By David Hotle, The JOURNAL
The Washington Historic Preservation Commission is expected to give its recommendation on the proposed demolitions of the former Goncho Apartment building during the Washington City Council meeting at 6 p.m. Tuesday in the Washington Public Library.
While the commission discussed the proposal during its Dec. 18 meeting, no action was taken due to the legal requirement of a 14-day notice needing to be posted on the building. Washington City Administrator Brent Hinson said the committee is expected to discuss the issue at its Monday meeting to make the recommendation.
?They have already discussed it twice at meetings,? Hinson said.
He said if the commission recommends against it, the council may table discussion of setting a public hearing for the demolition, which is later on the agenda. He said members of the commission would be at the meeting. People wishing to make comment on the demolition will have the opportunity during the public comment section of either commission meetings or Washington City Council meetings.
Hinson said owners Andy Drahota and Dave Waite had requested the demolition permit to make way for a redevelopment project. He said the plan is to construct six 2-story town house units with about 1,600 square feet each and garages.
Goncho has been unoccupied since the building was ruled unsafe and the tenants were required to move out in January 2013. A meth lab had been discovered in one of the rooms. The building had also been inspected and a list of safety items had been given to the owner.

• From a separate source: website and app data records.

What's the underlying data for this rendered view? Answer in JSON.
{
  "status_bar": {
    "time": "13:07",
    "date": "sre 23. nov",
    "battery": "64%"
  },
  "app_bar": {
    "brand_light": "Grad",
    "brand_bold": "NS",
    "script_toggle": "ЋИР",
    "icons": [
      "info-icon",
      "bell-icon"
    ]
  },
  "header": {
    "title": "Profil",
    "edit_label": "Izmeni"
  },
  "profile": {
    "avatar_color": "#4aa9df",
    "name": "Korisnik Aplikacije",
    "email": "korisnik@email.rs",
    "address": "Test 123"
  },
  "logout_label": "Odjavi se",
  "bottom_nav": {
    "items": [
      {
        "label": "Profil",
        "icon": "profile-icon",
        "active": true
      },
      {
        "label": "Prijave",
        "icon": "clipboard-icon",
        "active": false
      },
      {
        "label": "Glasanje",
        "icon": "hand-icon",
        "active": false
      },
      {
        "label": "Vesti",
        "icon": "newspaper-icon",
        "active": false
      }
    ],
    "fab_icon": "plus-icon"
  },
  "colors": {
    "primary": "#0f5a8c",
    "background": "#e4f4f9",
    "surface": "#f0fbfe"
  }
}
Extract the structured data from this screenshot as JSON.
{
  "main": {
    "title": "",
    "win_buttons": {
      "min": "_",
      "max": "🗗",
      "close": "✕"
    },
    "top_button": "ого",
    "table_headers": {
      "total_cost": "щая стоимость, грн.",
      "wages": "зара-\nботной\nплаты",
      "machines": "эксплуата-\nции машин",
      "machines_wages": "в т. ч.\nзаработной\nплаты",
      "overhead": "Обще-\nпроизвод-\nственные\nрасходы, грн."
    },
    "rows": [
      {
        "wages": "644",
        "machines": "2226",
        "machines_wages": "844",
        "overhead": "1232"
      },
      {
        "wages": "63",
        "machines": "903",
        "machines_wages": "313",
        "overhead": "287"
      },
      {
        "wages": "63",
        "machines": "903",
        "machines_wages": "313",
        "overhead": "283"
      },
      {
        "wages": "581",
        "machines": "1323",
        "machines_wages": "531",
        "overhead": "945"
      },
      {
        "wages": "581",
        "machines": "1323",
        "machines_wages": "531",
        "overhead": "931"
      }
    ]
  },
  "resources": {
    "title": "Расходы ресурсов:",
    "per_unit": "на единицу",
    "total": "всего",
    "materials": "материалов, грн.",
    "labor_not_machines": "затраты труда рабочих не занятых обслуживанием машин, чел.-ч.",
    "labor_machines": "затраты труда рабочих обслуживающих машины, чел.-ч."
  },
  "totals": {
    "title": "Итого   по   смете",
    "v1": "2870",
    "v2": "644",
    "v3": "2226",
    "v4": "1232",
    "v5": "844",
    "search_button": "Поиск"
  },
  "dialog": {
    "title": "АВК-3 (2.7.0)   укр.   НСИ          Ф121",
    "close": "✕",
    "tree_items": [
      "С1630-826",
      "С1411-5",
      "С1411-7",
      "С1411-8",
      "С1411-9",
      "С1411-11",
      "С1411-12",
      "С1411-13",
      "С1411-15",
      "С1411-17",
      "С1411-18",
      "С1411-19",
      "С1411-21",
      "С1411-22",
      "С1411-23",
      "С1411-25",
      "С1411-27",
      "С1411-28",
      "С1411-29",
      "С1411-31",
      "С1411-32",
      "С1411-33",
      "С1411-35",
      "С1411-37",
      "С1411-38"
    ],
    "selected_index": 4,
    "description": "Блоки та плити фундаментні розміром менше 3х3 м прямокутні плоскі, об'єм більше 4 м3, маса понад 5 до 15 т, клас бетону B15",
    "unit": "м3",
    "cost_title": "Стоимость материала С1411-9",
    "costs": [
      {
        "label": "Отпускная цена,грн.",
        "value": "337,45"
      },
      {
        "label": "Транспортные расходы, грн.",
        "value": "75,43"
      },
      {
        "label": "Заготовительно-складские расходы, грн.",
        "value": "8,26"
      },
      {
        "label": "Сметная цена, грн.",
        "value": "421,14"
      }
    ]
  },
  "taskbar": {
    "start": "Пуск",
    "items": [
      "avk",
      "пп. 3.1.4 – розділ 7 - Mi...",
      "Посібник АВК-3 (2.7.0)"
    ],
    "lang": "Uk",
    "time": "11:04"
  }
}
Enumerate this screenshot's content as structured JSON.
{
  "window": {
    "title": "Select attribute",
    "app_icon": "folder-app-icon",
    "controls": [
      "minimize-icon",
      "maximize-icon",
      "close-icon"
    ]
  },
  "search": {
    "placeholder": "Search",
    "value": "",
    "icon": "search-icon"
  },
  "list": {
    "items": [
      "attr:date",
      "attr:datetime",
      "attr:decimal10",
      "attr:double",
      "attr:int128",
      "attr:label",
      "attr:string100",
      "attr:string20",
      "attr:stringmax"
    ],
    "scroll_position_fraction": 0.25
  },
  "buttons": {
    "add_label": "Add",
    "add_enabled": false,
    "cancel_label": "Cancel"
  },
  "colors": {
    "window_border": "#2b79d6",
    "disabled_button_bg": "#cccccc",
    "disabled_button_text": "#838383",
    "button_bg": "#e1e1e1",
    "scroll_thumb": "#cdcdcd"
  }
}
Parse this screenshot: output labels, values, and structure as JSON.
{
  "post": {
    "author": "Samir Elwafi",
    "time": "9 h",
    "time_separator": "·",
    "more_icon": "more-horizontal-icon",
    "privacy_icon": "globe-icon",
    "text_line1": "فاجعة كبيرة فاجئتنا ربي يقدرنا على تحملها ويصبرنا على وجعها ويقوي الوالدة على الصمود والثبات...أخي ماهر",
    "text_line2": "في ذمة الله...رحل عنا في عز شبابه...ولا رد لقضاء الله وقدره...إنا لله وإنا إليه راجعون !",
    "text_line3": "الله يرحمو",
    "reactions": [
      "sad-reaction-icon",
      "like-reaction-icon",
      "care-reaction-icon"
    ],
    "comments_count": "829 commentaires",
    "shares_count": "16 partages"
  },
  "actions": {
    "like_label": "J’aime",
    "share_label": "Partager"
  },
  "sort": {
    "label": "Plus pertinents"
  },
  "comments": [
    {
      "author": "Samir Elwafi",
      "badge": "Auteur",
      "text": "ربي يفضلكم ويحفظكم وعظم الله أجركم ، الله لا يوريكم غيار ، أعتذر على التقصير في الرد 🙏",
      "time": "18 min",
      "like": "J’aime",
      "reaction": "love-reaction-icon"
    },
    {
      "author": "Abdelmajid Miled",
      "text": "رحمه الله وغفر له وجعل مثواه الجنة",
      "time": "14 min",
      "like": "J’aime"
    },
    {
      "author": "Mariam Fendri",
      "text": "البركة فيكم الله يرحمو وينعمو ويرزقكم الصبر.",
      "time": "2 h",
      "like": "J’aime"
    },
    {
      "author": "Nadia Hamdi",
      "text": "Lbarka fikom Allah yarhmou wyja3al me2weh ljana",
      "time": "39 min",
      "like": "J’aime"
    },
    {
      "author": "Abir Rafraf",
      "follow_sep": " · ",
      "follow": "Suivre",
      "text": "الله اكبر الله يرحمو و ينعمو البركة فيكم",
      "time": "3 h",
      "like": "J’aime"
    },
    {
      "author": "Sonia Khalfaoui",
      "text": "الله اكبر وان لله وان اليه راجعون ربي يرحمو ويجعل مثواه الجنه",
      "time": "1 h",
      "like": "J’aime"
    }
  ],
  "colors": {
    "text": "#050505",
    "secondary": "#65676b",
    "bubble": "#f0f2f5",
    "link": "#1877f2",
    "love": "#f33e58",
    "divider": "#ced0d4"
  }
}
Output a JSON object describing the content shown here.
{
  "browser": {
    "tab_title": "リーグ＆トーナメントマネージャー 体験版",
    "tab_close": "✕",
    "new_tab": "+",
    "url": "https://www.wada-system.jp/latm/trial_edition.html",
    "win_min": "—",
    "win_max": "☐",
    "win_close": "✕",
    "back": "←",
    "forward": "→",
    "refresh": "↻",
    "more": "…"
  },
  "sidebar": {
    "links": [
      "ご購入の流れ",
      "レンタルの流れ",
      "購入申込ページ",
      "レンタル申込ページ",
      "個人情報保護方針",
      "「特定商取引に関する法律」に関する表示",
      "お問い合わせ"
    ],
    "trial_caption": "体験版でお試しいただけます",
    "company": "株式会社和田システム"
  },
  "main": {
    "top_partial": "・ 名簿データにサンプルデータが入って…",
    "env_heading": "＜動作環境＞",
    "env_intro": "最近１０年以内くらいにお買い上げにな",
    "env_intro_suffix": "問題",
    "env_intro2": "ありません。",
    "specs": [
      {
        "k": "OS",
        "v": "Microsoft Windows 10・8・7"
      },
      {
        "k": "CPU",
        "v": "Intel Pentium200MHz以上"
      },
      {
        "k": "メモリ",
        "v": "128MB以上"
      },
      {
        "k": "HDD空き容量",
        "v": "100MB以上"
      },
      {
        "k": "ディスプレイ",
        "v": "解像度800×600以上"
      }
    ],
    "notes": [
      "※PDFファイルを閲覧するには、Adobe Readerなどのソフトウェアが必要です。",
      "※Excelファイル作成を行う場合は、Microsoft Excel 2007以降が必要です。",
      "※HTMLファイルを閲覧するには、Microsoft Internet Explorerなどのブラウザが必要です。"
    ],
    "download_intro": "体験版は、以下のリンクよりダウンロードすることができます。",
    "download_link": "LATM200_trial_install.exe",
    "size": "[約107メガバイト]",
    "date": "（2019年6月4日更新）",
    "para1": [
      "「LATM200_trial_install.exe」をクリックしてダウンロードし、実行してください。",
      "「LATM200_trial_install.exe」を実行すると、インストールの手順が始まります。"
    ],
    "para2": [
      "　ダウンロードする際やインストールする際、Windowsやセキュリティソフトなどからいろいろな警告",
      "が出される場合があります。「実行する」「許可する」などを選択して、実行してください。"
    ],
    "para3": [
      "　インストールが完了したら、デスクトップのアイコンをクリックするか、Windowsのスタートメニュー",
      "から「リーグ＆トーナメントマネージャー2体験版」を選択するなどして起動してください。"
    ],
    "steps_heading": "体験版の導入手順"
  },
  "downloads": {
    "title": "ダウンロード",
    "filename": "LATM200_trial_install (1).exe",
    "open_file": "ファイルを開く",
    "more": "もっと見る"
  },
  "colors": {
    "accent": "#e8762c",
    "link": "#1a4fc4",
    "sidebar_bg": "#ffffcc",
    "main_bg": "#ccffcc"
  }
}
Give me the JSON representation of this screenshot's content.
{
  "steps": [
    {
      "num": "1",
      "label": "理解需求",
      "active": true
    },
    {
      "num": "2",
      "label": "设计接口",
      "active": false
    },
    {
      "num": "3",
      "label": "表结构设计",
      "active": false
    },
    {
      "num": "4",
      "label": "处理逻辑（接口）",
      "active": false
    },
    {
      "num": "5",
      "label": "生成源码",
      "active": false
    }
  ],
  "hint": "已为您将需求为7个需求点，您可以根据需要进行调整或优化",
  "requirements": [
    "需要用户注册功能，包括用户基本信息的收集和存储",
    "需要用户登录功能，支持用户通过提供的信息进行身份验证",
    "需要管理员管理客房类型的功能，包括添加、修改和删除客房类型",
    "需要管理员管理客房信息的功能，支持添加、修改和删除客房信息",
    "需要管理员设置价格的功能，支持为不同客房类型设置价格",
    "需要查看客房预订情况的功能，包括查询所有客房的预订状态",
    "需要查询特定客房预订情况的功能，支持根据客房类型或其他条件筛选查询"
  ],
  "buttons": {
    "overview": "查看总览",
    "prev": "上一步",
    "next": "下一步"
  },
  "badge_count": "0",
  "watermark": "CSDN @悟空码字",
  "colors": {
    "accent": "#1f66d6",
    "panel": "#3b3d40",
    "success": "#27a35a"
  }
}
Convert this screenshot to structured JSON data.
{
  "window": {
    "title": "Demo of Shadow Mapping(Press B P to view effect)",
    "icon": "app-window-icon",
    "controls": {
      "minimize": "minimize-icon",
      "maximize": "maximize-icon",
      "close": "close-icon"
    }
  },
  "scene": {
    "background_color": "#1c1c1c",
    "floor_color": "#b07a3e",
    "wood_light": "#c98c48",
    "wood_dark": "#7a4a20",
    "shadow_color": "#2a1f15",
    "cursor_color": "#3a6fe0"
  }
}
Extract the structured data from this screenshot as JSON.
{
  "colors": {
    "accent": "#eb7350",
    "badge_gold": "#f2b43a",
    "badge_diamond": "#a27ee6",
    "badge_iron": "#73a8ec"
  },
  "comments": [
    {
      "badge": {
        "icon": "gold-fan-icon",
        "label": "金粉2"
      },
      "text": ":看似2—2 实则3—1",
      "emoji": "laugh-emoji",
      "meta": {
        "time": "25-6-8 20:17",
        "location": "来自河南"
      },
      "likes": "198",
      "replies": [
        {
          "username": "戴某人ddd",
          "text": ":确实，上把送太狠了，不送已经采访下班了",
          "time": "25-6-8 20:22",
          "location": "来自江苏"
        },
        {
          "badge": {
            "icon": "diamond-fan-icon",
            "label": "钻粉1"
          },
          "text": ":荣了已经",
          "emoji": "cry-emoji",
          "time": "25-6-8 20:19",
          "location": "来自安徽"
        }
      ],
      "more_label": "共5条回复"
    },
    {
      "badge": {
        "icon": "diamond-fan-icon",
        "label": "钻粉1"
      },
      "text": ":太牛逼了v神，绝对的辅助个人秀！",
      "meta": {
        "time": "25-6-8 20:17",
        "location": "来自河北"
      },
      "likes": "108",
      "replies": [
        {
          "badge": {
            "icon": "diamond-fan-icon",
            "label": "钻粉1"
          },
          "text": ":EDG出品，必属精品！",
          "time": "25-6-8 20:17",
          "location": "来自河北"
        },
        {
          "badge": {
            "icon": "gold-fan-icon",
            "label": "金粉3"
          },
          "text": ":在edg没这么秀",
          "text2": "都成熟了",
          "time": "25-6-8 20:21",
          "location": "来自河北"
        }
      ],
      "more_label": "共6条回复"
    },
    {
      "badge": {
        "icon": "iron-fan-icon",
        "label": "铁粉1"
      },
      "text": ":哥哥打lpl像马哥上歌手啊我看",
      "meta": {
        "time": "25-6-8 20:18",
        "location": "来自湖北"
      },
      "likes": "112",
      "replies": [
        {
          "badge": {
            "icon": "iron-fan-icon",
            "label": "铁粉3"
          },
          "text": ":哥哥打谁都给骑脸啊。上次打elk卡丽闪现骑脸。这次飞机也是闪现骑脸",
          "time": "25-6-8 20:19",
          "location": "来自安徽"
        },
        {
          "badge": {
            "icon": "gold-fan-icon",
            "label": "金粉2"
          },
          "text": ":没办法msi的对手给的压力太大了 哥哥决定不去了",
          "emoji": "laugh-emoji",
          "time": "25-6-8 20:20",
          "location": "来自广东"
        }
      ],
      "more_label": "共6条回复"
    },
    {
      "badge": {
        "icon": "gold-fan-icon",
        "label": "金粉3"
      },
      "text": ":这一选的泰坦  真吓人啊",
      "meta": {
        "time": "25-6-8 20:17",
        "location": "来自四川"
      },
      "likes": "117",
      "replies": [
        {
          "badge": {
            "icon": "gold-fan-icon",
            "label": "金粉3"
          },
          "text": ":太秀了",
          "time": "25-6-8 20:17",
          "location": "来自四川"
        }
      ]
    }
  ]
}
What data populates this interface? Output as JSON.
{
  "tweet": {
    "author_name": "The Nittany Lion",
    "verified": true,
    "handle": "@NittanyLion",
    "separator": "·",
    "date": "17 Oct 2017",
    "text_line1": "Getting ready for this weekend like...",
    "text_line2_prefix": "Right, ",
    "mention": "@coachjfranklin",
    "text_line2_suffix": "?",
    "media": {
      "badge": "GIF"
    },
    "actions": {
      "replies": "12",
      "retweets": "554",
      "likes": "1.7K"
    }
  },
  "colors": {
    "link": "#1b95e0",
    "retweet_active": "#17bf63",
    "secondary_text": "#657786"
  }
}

Tuesday?s agenda also includes several presentations. Hinson said that there are several items related to the emerald ash borer management plan. During the Aug. 15, 2017 meeting, the Washington City Council approved the tentative plan to remove 242 ash trees from city property as a response to reports of emerald ash borers in the area, and also to raise funding devoted to the task from $56,000 to $106,000 this year. A large amount of the money would be to purchase a used bucket truck at a cost of about $25,000; a grapple bucket for the end loader at a cost of about $10,000; and $5,000 for additional and larger chain saws and safety equipment. Discussion was also given to the city purchasing a stump grinder.
After the discovery of Emerald ash borers in Washington County, the pest is expected to kill all the ash trees in Washington over the next five years. He said that because of the nature of Emerald ash borer (EAB) infestations, based on the results from other states, all ash trees in town would be infested. Dahl stressed it is better for the city to remove the trees steadily as they become infested instead of waiting five years and trying to remove all the trees at once. The committee has been exploring options.
An EAB is a beetle and is metallic green, only about 1-1/2 inches long, making it difficult to recognize in the landscape. The larvae stage of the wood-boring insect tunnels under the bark of ash trees, disrupting the flow of water and nutrients, ultimately causing the tree to die.
Over the next five years, Hinson said the city?s push to remove the infestation was probably about ?a $200,000 problem.? He also said the money would come from the city?s general fund and there was really no way for the city to gain any of that money back.